Communicate – staying in close contact with project decision-makers, including the personnel responsible for disbursing payment at the lender, developer and/or general contractor levels – can minimize surprises down the road. Communication also extends to your team. Be sure you know who is working and from where. The job site should also be closely monitored to ensure there are minimal disruptions (within reason) to the project.
Automate – it’s easy for tasks and invoices to get lost in the shuffle. Throw in a worldwide pandemic, and it’s practically expected. Take the stress off of everyone by using an intelligent construction finance software like Rabbet. These programs can reduce manual data entry, generate reports, and keep your project on track. Payment management is a lot simpler when all project-related documents are stored in one streamlined location.
Prepare – no one is saying a general contractor should give a notice provision the second they suspect a payment may be a few days late. What is helpful, however, is knowing your rights and what steps you can take if a payment becomes delinquent or altogether unlikely. This may include issuing a preliminary notice or intent to lien notice, or filing a mechanic’s lien. You should also review force majeure and delay provisions (if applicable) in your contract. And don’t forget to pay close attention to deadlines as your window of opportunity for, say, filing a lien may pass you by if you’re not careful.
Observe – construction finance is built on relationships and reputation. These are two critical factors when it comes to choosing project partners in the first place. Many businesses work with lenders, developers, general contractors and subcontractors that they’ve developed a working relationship with over time. Use that history to your advantage. If you see a sudden delay in payments, problems processing payments or shifts within their own organizations, it may be time to have a talk. It’s always easier to address a problem before it spirals out of control, so set up a meeting at the first signs of trouble. On that note, pay close attention to reputation. If a company is known for dragging out payments or stiffing vendors, it’s probably better to steer clear.

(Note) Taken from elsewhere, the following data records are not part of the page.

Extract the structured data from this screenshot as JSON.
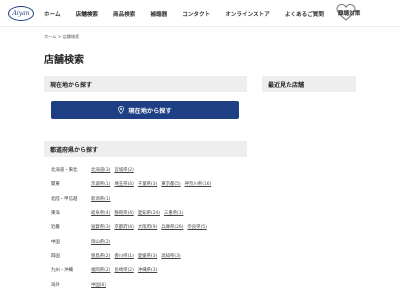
{
  "header": {
    "logo_text": "Aiyan",
    "nav": [
      {
        "label": "ホーム"
      },
      {
        "label": "店舗検索"
      },
      {
        "label": "商品検索"
      },
      {
        "label": "補聴器"
      },
      {
        "label": "コンタクト"
      },
      {
        "label": "オンラインストア"
      },
      {
        "label": "よくあるご質問"
      }
    ],
    "heart_label": "難聴対策"
  },
  "breadcrumb": "ホーム > 店舗検索",
  "page_title": "店舗検索",
  "locate": {
    "heading": "現在地から探す",
    "button_label": "現在地から探す",
    "accent": "#1e3f83"
  },
  "recent": {
    "heading": "最近見た店舗"
  },
  "prefectures": {
    "heading": "都道府県から探す",
    "rows": [
      {
        "region": "北海道・東北",
        "prefs": [
          "北海道(3)",
          "宮城県(2)"
        ]
      },
      {
        "region": "関東",
        "prefs": [
          "茨城県(1)",
          "埼玉県(4)",
          "千葉県(3)",
          "東京都(5)",
          "神奈川県(16)"
        ]
      },
      {
        "region": "北陸・甲信越",
        "prefs": [
          "新潟県(1)"
        ]
      },
      {
        "region": "東海",
        "prefs": [
          "岐阜県(4)",
          "静岡県(4)",
          "愛知県(24)",
          "三重県(1)"
        ]
      },
      {
        "region": "近畿",
        "prefs": [
          "滋賀県(3)",
          "京都府(4)",
          "大阪府(9)",
          "兵庫県(26)",
          "奈良県(5)"
        ]
      },
      {
        "region": "中国",
        "prefs": [
          "岡山県(2)"
        ]
      },
      {
        "region": "四国",
        "prefs": [
          "徳島県(2)",
          "香川県(1)",
          "愛媛県(3)",
          "高知県(3)"
        ]
      },
      {
        "region": "九州・沖縄",
        "prefs": [
          "福岡県(2)",
          "長崎県(2)",
          "沖縄県(3)"
        ]
      },
      {
        "region": "海外",
        "prefs": [
          "中国(6)"
        ]
      }
    ]
  }
}
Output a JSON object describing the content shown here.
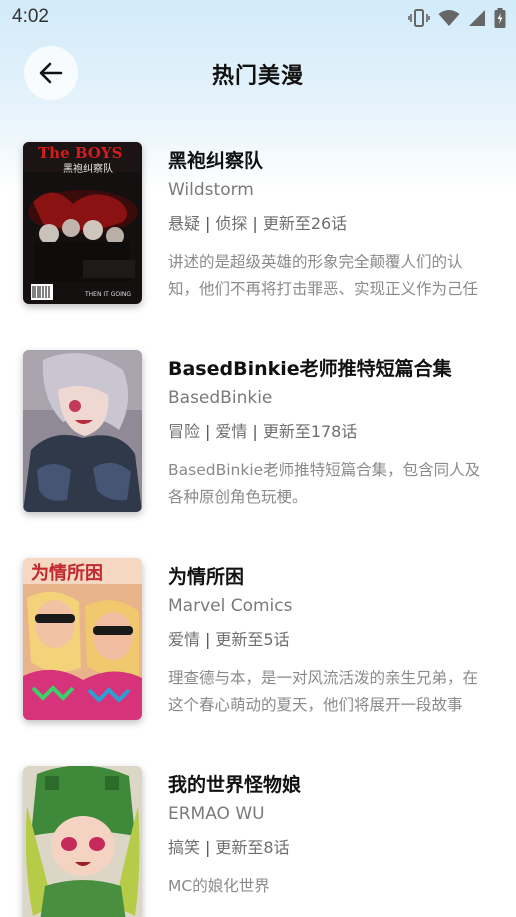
{
  "status": {
    "time": "4:02",
    "icons": [
      "vibrate-icon",
      "wifi-icon",
      "signal-icon",
      "battery-charging-icon"
    ]
  },
  "header": {
    "title": "热门美漫",
    "back_icon": "arrow-left-icon"
  },
  "items": [
    {
      "title": "黑袍纠察队",
      "author": "Wildstorm",
      "tags": [
        "悬疑",
        "侦探",
        "更新至26话"
      ],
      "description": "讲述的是超级英雄的形象完全颠覆人们的认知，他们不再将打击罪恶、实现正义作为己任",
      "cover": {
        "text_top": "The BOYS",
        "text_sub": "黑袍纠察队",
        "bottom": "THEN IT GOING"
      }
    },
    {
      "title": "BasedBinkie老师推特短篇合集",
      "author": "BasedBinkie",
      "tags": [
        "冒险",
        "爱情",
        "更新至178话"
      ],
      "description": "BasedBinkie老师推特短篇合集，包含同人及各种原创角色玩梗。",
      "cover": {}
    },
    {
      "title": "为情所困",
      "author": "Marvel Comics",
      "tags": [
        "爱情",
        "更新至5话"
      ],
      "description": "理查德与本，是一对风流活泼的亲生兄弟，在这个春心萌动的夏天，他们将展开一段故事",
      "cover": {
        "text_top": "为情所困"
      }
    },
    {
      "title": "我的世界怪物娘",
      "author": "ERMAO WU",
      "tags": [
        "搞笑",
        "更新至8话"
      ],
      "description": "MC的娘化世界",
      "cover": {}
    }
  ]
}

Preserve – you may not be able to prevent payment delays to you, but you can minimize their impacts on your business by preserving capital when times are tough. In other words, get lean. Trim expenses where you can, including work lunches, topping out parties and investments in anything that won’t instantly improve your bottom line. One investment that can is automation. Smart equipment and intelligent software can save you tons in manual labor and human errors. Lines of credit and/or refinancing debt can also help you wait out delayed payments, though these options should be used sparingly.
No one likes the thought of payment delays, especially in a downturn when everyone is worried about their project prospects and paychecks. While you can’t always prevent these things from happening to you, you can take some steps to minimize their likelihood. Efficient technology like Rabbet’s construction finance software can help you and your team ensure payments aren’t delayed due to approvals, paperwork, or manual processes. Schedule a demo today.